Problem
Find the string "Разрывы" in the listing and report every line that has it.
━━━━━━
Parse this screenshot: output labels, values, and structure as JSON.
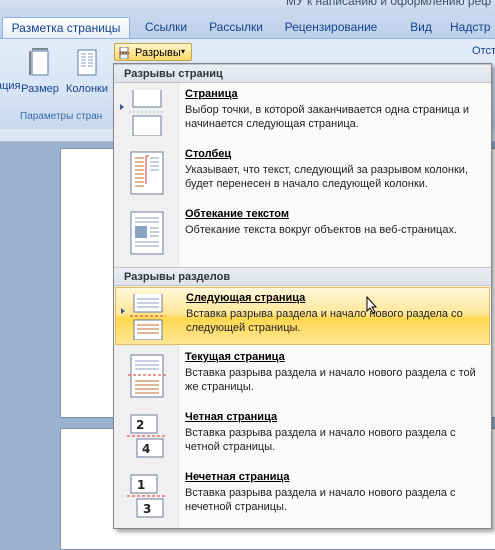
{
  "window": {
    "title": "МУ к написанию и оформлению реф"
  },
  "tabs": [
    {
      "label": "Разметка страницы",
      "active": true
    },
    {
      "label": "Ссылки"
    },
    {
      "label": "Рассылки"
    },
    {
      "label": "Рецензирование"
    },
    {
      "label": "Вид"
    },
    {
      "label": "Надстр"
    }
  ],
  "ribbon": {
    "orientation_label": "ация",
    "size_label": "Размер",
    "columns_label": "Колонки",
    "breaks_button": "Разрывы",
    "group_label": "Параметры стран",
    "right_partial": "Отст"
  },
  "menu": {
    "section_page_breaks": "Разрывы страниц",
    "section_section_breaks": "Разрывы разделов",
    "items": [
      {
        "title": "Страница",
        "desc": "Выбор точки, в которой заканчивается одна страница и начинается следующая страница."
      },
      {
        "title": "Столбец",
        "desc": "Указывает, что текст, следующий за разрывом колонки, будет перенесен в начало следующей колонки."
      },
      {
        "title": "Обтекание текстом",
        "desc": "Обтекание текста вокруг объектов на веб-страницах."
      },
      {
        "title": "Следующая страница",
        "desc": "Вставка разрыва раздела и начало нового раздела со следующей страницы.",
        "highlighted": true
      },
      {
        "title": "Текущая страница",
        "desc": "Вставка разрыва раздела и начало нового раздела с той же страницы."
      },
      {
        "title": "Четная страница",
        "desc": "Вставка разрыва раздела и начало нового раздела с четной страницы."
      },
      {
        "title": "Нечетная страница",
        "desc": "Вставка разрыва раздела и начало нового раздела с нечетной страницы."
      }
    ]
  },
  "icon_digits": {
    "even_a": "2",
    "even_b": "4",
    "odd_a": "1",
    "odd_b": "3"
  },
  "colors": {
    "accent": "#15428b",
    "hover": "#ffd74f",
    "menu_header": "#dde3ea"
  }
}
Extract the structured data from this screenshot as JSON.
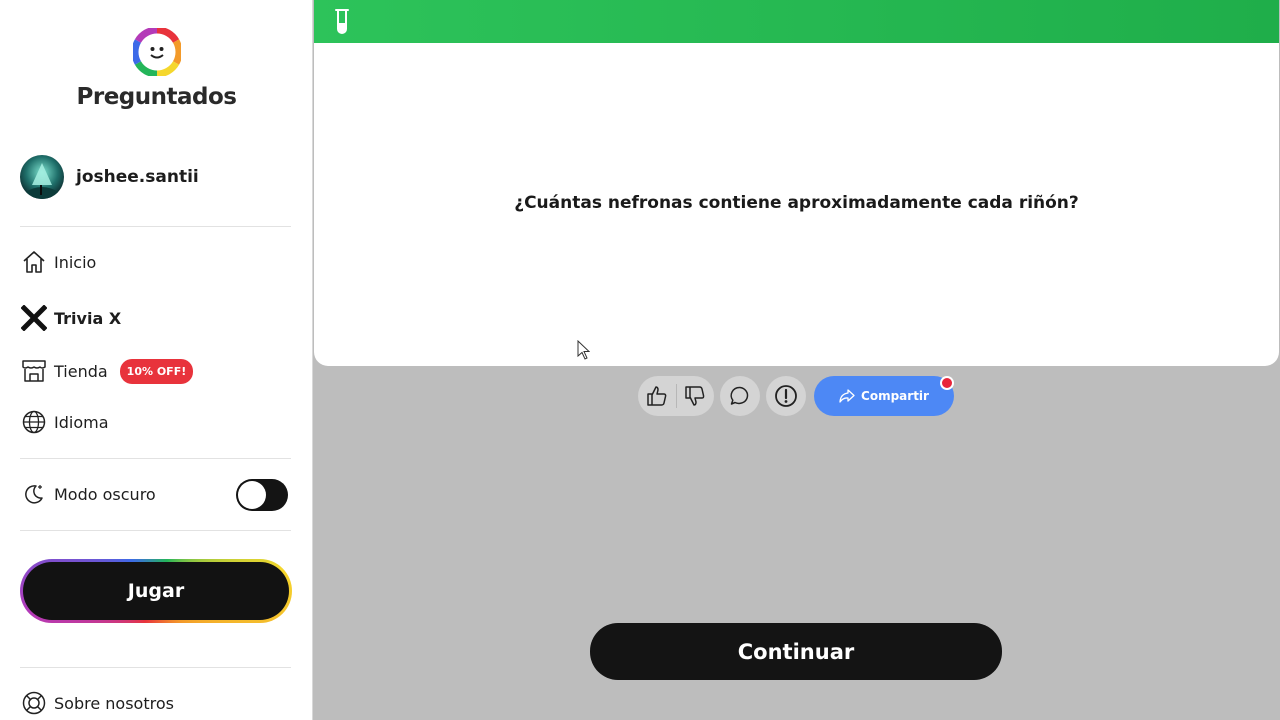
{
  "brand": {
    "name": "Preguntados",
    "logo_icon": "preguntados-logo-icon"
  },
  "profile": {
    "username": "joshee.santii",
    "avatar": "avatar"
  },
  "sidebar": {
    "items": [
      {
        "label": "Inicio",
        "icon": "home-icon"
      },
      {
        "label": "Trivia X",
        "icon": "x-icon"
      },
      {
        "label": "Tienda",
        "icon": "store-icon",
        "badge": "10% OFF!"
      },
      {
        "label": "Idioma",
        "icon": "globe-icon"
      }
    ],
    "dark_mode": {
      "label": "Modo oscuro",
      "icon": "moon-icon",
      "enabled": false
    },
    "play_label": "Jugar",
    "about": {
      "label": "Sobre nosotros",
      "icon": "lifebuoy-icon"
    }
  },
  "question": {
    "category_icon": "test-tube-icon",
    "category_color": "#2dc35a",
    "text": "¿Cuántas nefronas contiene aproximadamente cada riñón?"
  },
  "actions": {
    "like_icon": "thumbs-up-icon",
    "dislike_icon": "thumbs-down-icon",
    "comment_icon": "comment-icon",
    "report_icon": "alert-icon",
    "share_label": "Compartir",
    "share_icon": "share-icon"
  },
  "continue_label": "Continuar",
  "colors": {
    "accent_blue": "#4d88f5",
    "badge_red": "#e8333c",
    "dark": "#141414"
  }
}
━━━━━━
Task solution
    "breaks_button": "Разрывы",
    "section_page_breaks": "Разрывы страниц",
    "section_section_breaks": "Разрывы разделов",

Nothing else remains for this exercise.